We’ve all heard of the Serenity Prayer. Familiar as the Lord’s prayer to some and part of our culture for decades, yet most don’t know the prayer in its entirety.

We are familiar with the shortened mass-marketed one, seen in every bookstore, on every card table at garage sales, as plaques in thrift stores, and inscribed on mugs across the world. This overproduced version is only a portion of this reflective and meditative prayer.

God grant me the serenity to accept the things I cannot change; courage to change the things I can; and wisdom to know the difference.

Have you ever seen the entire Serenity Prayer?

I learned about the full prayer when I began the curriculum of Celebrate Recovery years ago.

The prayers’ author is Rienhold Nieburh and his daughter, Elizabeth Sifton says her father was a deeply committed Christian and social activist. She asserts that he also was an evangelical who believed not so much in liturgical prayers but in prayers that were motivated by the Spirit.

The prayer was not intentionally written for addicts, as it is now mostly applied in our modern times. Alcoholics Anonymous adapted the prayer, but only the first portion of it. Celebrate Recovery has the prayer, in its entirety, in the front of its step books.

A significant discovery I made when exposed to the entire prayer was it gives honor to Jesus. Jesus is the only One who can understand our human suffering. Likewise, He’s the only One who can redeem suffering, though this does require our cooperation through surrender. This is the entire prayer.

God, grant me the serenity
to accept the things I cannot change,
the courage to change the things I can,
and the wisdom to know the difference.
Living one day at a time,
enjoying one moment at a time;
accepting hardship as a pathway to peace;
Taking, as Jesus did,
this sinful world as it is,
not as I would have it;
trusting that You will make all things right
if I surrender to Your will;
so that I may be reasonably happy in this life
and supremely happy with You forever in the next. Amen.

Perhaps this prayer can serve as a tool for your walk with the Lord. It is not scripture, though scripture can apply to the principles mentioned. It is not magical and carries no power, but it can serve as a reminder of our humanity. Indeed, it clarifies who our Higher Power is, or may I say, who the Highest power is.

His name is Jesus.

For some additional information behind the story, you may enjoy this interview from Nieburh’s daughter from a few years back.
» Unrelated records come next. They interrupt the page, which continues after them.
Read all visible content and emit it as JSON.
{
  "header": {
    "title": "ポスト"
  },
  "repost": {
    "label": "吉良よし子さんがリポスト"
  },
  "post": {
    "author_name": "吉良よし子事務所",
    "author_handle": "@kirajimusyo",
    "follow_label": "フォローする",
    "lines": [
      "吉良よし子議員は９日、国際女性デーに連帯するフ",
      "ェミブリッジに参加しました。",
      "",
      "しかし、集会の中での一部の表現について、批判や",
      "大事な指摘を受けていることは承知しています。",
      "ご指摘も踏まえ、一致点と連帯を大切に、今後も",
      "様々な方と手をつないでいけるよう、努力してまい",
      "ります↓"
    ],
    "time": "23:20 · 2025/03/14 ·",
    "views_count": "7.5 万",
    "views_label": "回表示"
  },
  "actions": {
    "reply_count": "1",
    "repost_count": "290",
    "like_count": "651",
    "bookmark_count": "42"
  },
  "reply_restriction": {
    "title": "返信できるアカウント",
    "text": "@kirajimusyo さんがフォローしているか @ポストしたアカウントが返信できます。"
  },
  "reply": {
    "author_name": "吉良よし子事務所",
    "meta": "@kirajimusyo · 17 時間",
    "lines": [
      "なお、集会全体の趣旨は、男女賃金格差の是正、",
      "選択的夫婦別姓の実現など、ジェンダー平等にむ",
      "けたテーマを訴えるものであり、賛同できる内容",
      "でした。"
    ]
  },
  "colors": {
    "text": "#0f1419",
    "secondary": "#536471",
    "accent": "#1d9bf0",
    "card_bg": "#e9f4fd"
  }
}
https://www.npr.org/templates/story/story.php?storyId=4284976

 Watch and pray so that you will not fall into temptation. The spirit is willing, but the flesh is weak. Matthew 26:41

©Valerie Rumfelt

Please press subscribe and enter your email. It would be my joy to have you as one of my readers. You will receive an email alert each time I publish. Welcome.